It’s no secret: I love peanut butter cookies. Who doesn’t?
Except people with peanut allergies Only those with a severe problem. And not just peanut butter – I love almost any kind of cookie. Sugar, chocolate-chip, snickerdoodle… you name it, and I’ll probably eat it. Or I would have, until that fateful day… I was told by my doctor that I couldn’t eat grain.
As in, any.
But no other grains, either.
My family is gluten-free, and we’ve dealt with that very well. My sister and mom cook up the most delicious gluten-free foods on the planet (my sister has even started a gluten-free baking blog, which I highly suggest you check out.
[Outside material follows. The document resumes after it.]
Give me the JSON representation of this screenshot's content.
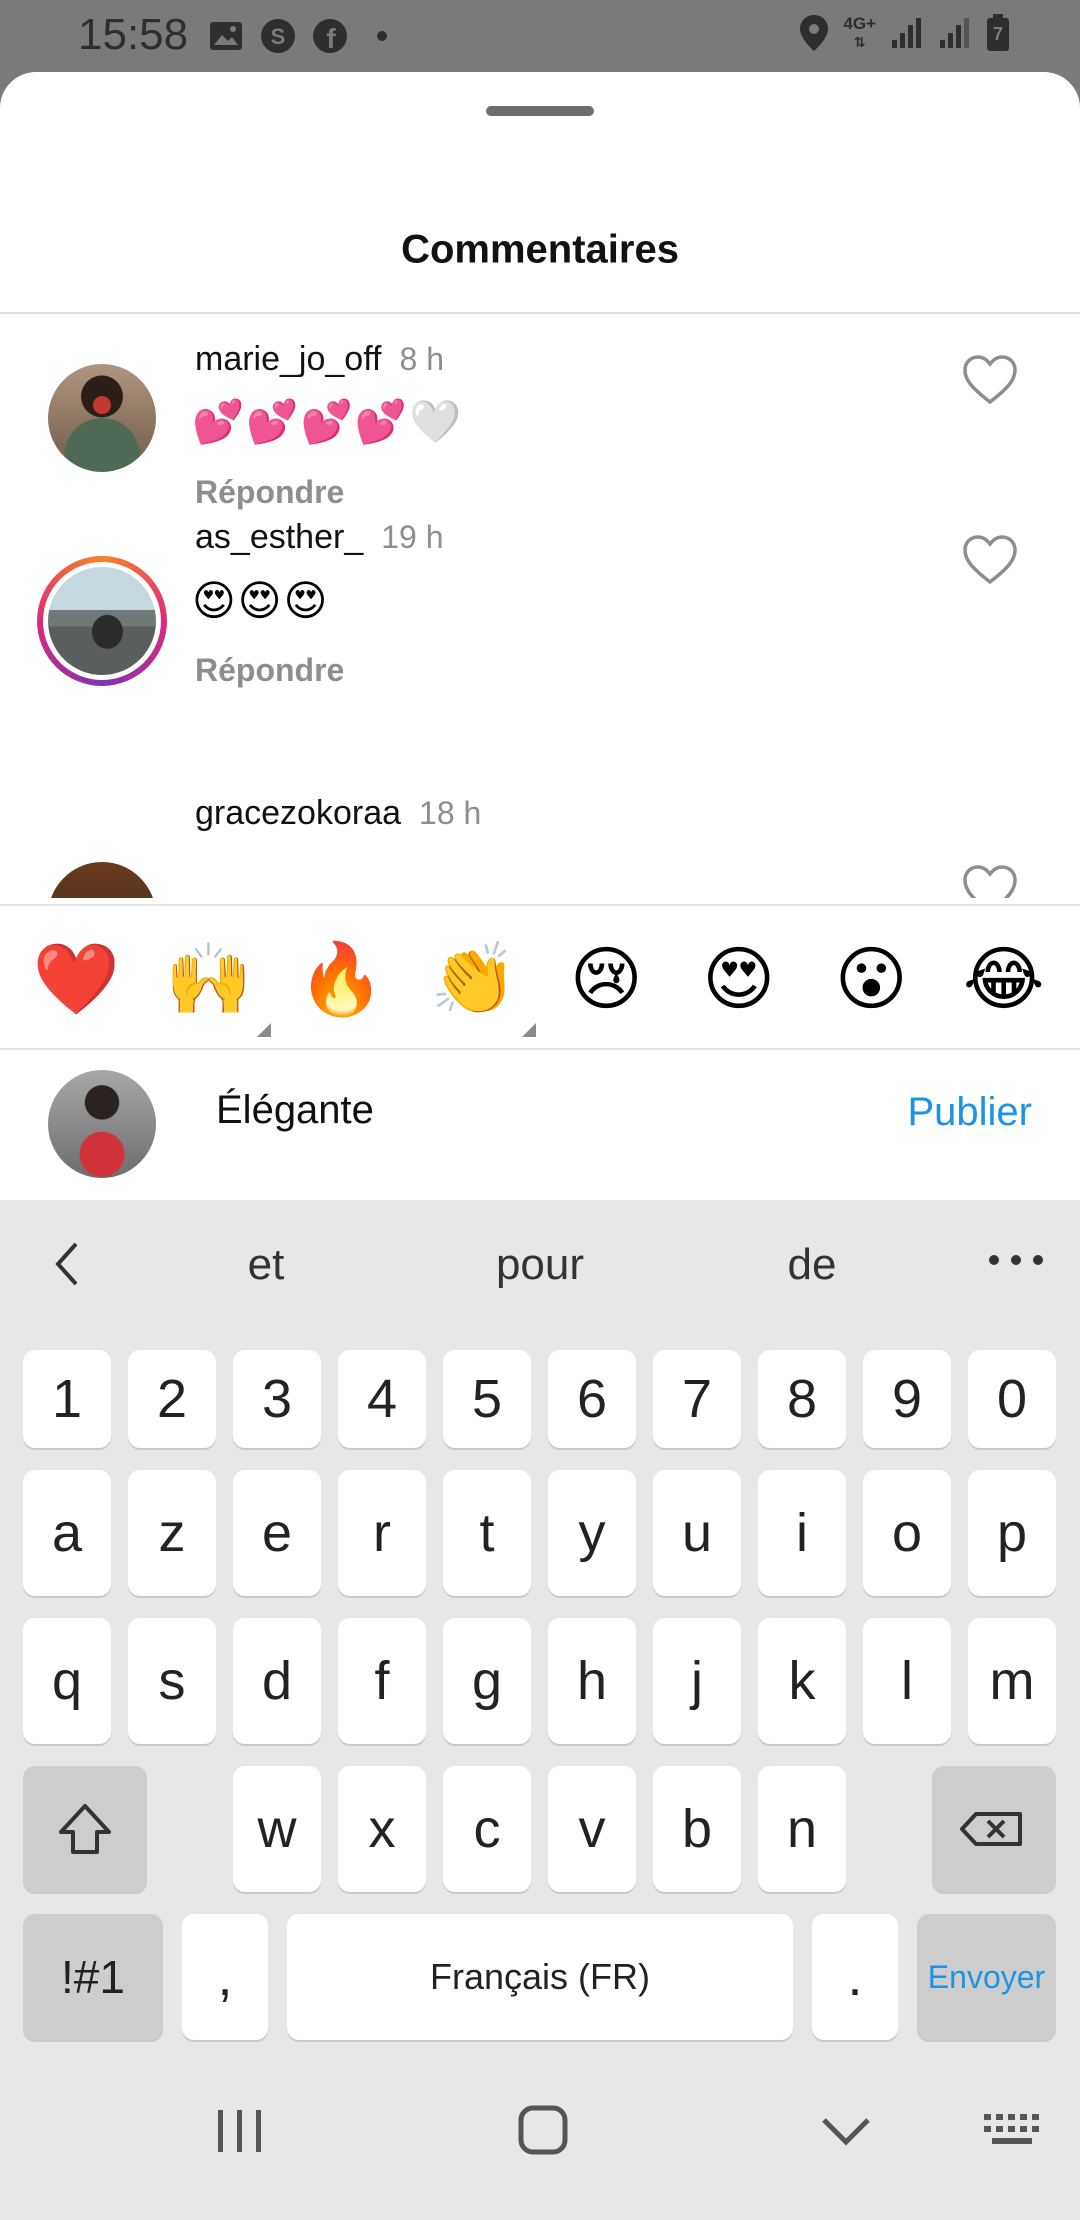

Give some support to a 15-year-old girl with an absolutely golden baking touch!)
But this was different. If you know me, you know that I like to eat yummy things. Plain and simple. I love almost anything baked – breads, cookies, scones, rolls, muffins – so when the doctor told me I could no longer eat grains of any sort, I felt as if I’d just been handed a sledgehammer and told to go hit myself over the head with it.
On the drive home, I envisioned two things.
1. Myself nibbling on a carrot and growing bunny ears and a fluffy tail whilst waiting for Easter…
2. Myself wasting away into nothing. (Which could have had perks, but didn’t necessarily).
Fortunately, neither of these things have happened (yet. I get really tired of fruit, I can tell you). But after a while, my stomach started asking for something yummy. Something dessert-y, something I could snack on when everyone else had their Friday-night treats.
And then, I found it. It took a little modifying, but I seized the recipe with gusto and baked and re-baked until I had perfected the art of baking…
Grain-free Peanut Butter Cookies!
The recipe is ridiculously simple.
Preheat the oven to 375 degrees.
In a bowl, mix together 2 small eggs, 1 cup of sugar (or as I use, dehydrated cane juice) and 1 cup of creamy peanut butter. You can use chunky if you like, but I find creamy mixes far better. Continue to mix, and add more sugar if the mixture isn’t the right texture.
Roll the dough into balls and place them on a baking sheet; then take a fork and flatten the top in two directions, so it looks rather like a checkerboard.
Bake for 12-18 minutes, and enjoy! I myself like them much better after they’ve cooled off, but my dad prefers them hot. Tip: Serve them with milk.